Start of INFORMATION SHOWN

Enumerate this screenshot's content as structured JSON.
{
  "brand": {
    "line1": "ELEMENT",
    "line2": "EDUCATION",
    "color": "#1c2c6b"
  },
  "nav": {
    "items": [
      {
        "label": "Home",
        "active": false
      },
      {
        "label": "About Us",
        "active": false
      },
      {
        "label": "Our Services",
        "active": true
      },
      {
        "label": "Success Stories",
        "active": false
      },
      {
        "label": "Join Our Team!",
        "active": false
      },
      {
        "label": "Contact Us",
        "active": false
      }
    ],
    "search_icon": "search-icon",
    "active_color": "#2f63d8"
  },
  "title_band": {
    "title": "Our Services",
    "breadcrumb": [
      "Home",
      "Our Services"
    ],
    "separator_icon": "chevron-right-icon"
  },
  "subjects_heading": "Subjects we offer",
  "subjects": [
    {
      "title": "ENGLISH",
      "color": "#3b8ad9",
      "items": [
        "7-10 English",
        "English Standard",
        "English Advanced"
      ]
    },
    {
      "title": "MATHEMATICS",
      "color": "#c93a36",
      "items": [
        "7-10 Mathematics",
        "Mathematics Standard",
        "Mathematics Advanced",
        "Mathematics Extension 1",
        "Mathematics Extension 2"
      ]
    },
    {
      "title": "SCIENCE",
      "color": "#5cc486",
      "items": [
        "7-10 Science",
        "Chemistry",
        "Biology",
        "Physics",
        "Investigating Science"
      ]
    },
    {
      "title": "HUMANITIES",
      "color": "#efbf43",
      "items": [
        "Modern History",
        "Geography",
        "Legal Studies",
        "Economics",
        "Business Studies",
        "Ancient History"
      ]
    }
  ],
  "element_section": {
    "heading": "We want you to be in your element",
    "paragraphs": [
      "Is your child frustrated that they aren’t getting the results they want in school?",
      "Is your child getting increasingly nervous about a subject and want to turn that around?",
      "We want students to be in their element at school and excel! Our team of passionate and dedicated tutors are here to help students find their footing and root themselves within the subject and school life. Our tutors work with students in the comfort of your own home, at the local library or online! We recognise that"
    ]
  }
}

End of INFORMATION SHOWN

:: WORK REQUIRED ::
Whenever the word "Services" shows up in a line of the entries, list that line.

:: RESULT OF THIS TASK ::
        "label": "Our Services",
    "title": "Our Services",
      "Our Services"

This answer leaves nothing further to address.